• [Data]:
----------

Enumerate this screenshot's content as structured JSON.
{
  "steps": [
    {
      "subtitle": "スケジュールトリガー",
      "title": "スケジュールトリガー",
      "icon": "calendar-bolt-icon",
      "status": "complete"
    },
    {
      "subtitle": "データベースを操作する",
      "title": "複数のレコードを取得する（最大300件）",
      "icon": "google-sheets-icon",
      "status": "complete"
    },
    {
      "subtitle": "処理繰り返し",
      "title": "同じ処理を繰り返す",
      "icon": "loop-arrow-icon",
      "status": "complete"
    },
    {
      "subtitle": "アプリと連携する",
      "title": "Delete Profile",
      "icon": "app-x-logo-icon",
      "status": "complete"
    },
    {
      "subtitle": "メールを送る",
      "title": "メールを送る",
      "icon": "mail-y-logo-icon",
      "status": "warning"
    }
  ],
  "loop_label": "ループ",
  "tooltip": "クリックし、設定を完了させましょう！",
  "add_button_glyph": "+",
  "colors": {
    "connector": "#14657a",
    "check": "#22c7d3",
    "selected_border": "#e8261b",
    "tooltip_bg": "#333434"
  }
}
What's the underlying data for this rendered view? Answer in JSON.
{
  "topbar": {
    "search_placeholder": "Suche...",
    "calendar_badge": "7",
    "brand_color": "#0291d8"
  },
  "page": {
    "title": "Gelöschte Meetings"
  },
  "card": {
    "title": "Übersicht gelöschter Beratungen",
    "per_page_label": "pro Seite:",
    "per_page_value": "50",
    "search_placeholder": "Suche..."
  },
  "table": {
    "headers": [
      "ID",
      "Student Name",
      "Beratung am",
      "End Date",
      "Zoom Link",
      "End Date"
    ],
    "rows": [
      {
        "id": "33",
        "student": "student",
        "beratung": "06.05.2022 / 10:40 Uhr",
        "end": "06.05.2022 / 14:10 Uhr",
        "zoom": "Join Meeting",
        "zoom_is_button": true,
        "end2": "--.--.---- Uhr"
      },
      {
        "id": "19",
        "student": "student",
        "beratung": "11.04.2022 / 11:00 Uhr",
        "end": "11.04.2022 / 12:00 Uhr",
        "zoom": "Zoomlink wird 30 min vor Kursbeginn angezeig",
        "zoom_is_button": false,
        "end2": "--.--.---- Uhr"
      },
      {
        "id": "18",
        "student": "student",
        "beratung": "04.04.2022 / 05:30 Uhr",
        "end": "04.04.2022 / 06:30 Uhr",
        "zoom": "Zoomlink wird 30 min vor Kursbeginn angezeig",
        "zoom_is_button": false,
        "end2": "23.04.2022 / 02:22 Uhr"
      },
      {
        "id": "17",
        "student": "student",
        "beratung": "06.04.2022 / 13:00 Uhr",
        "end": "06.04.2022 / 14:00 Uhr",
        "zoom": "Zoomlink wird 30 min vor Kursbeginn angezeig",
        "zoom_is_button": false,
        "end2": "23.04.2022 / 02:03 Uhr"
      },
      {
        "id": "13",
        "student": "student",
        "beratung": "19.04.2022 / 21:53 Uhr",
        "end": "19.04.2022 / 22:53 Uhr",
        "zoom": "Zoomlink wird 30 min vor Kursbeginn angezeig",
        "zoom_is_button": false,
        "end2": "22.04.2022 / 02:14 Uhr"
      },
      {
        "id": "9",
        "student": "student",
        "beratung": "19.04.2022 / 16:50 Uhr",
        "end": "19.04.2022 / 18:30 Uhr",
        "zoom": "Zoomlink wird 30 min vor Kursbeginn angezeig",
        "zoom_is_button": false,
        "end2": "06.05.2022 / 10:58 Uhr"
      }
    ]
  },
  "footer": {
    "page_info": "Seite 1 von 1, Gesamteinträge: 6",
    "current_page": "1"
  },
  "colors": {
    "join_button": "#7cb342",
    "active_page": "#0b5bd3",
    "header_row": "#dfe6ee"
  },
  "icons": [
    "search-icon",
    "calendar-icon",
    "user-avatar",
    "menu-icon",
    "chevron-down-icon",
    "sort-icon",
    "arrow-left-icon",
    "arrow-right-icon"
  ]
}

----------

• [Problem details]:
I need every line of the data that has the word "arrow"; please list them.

• [Solution to this exercise]:
      "icon": "loop-arrow-icon",
    "arrow-left-icon",
    "arrow-right-icon"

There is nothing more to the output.